Project’s results


A Hitchhikers’ Guide to the Fieldwork A Few Thoughts on Methodologies and Ethical Requirements


Research in the fields of law, legal theory, and political philosophy seldom involves fieldwork activities aimed at the collection of data in local communities. Fieldwork methodologies, ethical requirements, and practical issues are often considered something each researcher needs to take care of, independently. This short piece is a pocket guide for «fieldwork hitchhikers», may they be early career researchers, PhD students, or who- ever else approaches «the field». It does not have the intention to be comprehensive or groundbreaking. It is rather aimed at calling for more attention to the ethical requirements and research methodologies of fieldwork, as well as to the need to finetune them to the realities of the field while respecting the rights of local communities.
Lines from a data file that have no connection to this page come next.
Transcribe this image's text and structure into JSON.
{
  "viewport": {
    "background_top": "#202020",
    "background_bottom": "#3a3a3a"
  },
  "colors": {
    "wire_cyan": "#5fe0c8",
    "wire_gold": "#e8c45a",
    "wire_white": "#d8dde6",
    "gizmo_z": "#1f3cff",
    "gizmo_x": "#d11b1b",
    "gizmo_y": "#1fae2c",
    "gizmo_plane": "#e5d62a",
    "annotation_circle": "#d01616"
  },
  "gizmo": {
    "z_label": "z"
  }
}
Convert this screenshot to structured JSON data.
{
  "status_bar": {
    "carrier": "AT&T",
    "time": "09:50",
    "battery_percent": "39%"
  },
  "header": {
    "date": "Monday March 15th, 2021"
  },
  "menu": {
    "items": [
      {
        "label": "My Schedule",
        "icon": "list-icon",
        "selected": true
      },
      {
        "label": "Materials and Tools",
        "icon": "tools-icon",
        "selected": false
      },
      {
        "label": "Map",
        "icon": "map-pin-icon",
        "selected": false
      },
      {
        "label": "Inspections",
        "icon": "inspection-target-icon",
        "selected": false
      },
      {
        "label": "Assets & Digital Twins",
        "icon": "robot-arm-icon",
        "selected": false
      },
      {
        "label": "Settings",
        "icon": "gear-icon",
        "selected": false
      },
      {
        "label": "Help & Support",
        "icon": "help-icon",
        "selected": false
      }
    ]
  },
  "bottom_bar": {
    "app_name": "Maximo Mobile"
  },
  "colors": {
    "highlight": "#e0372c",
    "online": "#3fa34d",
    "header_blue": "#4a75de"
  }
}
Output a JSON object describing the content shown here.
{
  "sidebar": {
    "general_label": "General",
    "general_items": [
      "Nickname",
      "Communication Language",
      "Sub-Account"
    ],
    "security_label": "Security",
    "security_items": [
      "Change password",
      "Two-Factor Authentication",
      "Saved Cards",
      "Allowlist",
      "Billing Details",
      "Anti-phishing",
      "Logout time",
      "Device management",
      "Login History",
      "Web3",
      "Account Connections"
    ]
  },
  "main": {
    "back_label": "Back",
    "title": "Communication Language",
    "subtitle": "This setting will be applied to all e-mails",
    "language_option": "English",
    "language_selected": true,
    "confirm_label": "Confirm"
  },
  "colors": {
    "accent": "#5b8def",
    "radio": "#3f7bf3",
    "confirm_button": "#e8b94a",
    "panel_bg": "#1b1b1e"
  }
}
Link to article

Civic sentinels for environmental justice and for the ecosystem

Video on Methodology and community engagement in RES and Food Sovereignity and Sustainable Development in Sicily PON-Green Projects in collaboration with SensJus and ESAIRE European-funded projects (led by Anna Berti Suman and Irene Eleta).

Video produced by Horizon Resource Booster

Research Results

The Political Ecology of Small-scale and Artisanal Fisheries: Enclosures, Property and Conservation



This article concentrates on some aspects of the political ecology of a specific portion of marine resource users, holders, and guardians – small-scale and artisanal fisheries (SSFs) – with the aim of exploring some of the struggles they are currently facing and how they are positioned vis à vis some of the solutions proposed to improve marine resources and ecosystems management and conservation. In particular, the article looks at the expansion of states’ sovereignty and private property to reduce unsustainable catches and at the establishment of marine and coastal protected areas as instruments that often fall short of sufficiently considering and respecting the livelihoods, culture, and practices of SSFs, so being at risk of falling under the catchy name of ocean grabbing.

It is an explorative study, aimed at underlining the importance of keeping a political perspective when looking at SSFs.

Link to article